Video Demand Rising for Organic Produce in Cambodia

In Cambodia, where rice has long been the main cash crop, farmers are being encouraged to turn to vegetables to satisfy the growing demand for locally produced organic farm products. Daniel de Carteret has more from Phnom Penh.

Video Migrant Influx Costs Europe, But Economy Could Benefit

The influx of hundreds of thousands of refugees and migrants is testing Europe’s ability to respond – especially in the poorer Balkan states. But some analysts argue that Europe will benefit by welcoming the huge numbers of young people – many of them well educated and willing to work. Henry Ridgwell reports from London.

Video Botanists Grow Furniture, with Pruning Shears

For something a bit out of the ordinary to furnish your home, why not consider wooden chairs, crafted by nature, with a little help from some British botanists with an eye for design. VOA’s Jessica Berman reports.

Video New Fabric Helps Fight Dust-Related Allergies

Many people around the world suffer from dust-related allergies, caused mainly by tiny mites that live in bed linen. Polish scientists report they have successfully tested a fabric that is impenetrable to the microscopic creatures. VOA’s George Putic has more.

Video Burkina Faso's Economy Deeply Affected by Political Turmoil

Political turmoil in Burkina Faso over the past year has taken a toll on the economy. The transitional government is reporting nearly $70 million in losses in the ten days that followed a short-lived coup by members of the presidential guard earlier this month. The crisis shut businesses and workers went on strike. With elections on the horizon, Emilie Iob reports on what a return to political stability can do for the country's economic recovery.

Video Fleeing Violence, Some Syrians Find Refuge in Irbil

As Syrians continue to flee their country’s unrest to seek new lives in safer places, VOA Persian Service reporter Shepol Abbassi visited Irbil, where a number Syrians have taken refuge. During the religious holidy of Eid al-Adha, the city largely shut down, as temperatures soared. Amy Katz narrates his report.

Video Nigeria’s Wecyclers Work for Reusable Future in Lagos

The streets and lagoons of Africa's largest city - Lagos, Nigeria - are often clogged with trash, almost none of which gets recycled. One company is trying to change that. Chris Stein reports for VOA from Lagos.

Video Sketch Artist Helps Catch Criminals, Gives a Face to Deceased

Police often face the problem of trying to find a crime suspect based on general descriptions that could fit hundreds of people in the vicinity of the crime. In these cases, an artist can use information from witnesses to sketch a likeness that police can show the public via newspapers and television. But, as VOA’s Greg Flakus reports from Houston, such sketches can also help bring back faces of the dead.

Video Thailand Set to Build China-like Internet Firewall

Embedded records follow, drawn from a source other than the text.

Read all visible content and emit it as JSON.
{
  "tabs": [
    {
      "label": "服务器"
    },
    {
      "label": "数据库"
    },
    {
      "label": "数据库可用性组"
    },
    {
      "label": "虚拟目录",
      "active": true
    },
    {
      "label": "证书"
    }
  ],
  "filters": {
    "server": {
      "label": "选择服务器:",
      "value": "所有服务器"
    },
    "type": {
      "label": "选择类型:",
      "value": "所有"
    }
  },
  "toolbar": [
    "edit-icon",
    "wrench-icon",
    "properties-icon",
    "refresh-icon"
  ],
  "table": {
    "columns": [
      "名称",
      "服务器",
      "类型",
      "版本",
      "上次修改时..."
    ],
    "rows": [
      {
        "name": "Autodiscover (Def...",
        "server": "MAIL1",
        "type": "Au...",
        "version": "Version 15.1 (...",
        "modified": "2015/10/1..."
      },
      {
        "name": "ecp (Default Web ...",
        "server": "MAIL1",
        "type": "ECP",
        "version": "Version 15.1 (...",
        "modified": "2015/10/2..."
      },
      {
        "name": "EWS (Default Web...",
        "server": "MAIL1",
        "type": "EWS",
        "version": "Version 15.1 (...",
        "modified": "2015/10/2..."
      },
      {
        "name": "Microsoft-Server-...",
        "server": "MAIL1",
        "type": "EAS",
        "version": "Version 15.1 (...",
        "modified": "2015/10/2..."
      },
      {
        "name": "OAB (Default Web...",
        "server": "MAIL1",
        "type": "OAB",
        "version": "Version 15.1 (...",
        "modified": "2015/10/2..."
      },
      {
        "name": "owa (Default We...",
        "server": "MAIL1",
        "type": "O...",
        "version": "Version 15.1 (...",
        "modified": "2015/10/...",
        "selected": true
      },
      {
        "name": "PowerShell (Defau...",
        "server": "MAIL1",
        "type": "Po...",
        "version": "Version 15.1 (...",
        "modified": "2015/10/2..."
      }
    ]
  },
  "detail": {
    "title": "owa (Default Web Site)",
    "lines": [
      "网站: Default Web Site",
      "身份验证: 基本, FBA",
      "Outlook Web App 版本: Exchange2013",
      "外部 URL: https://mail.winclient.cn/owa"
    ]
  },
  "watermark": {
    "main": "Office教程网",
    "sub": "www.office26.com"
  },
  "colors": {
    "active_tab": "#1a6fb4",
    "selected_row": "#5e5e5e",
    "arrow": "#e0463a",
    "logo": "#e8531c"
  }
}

Thai authorities are planning to tighten control over the Internet, creating a single international access point so they can better monitor content. VOA Correspondent Steve Herman reports from Bangkok on what is being called Thailand’s own "Great Firewall."

Video Croatian Town’s War History Evokes Empathy for Migrants

As thousands of Afghanistan, Iraqi and Syrian migrants pass through Croatia, locals are reminded of their own experiences with war and refugees in the 1990s. VOA's Daniel Schearf reports from the town of Vukovar, where wartime scars still are visible today.

Video Long Drought Affecting California’s Sequoias

California is suffering under a historic four-year drought and scientists say even the state's famed sequoia trees are feeling the pain. The National Park Service has started detailed research to see how it can help the oldest living things on earth survive. VOA’s George Putic reports.

VOA Blogs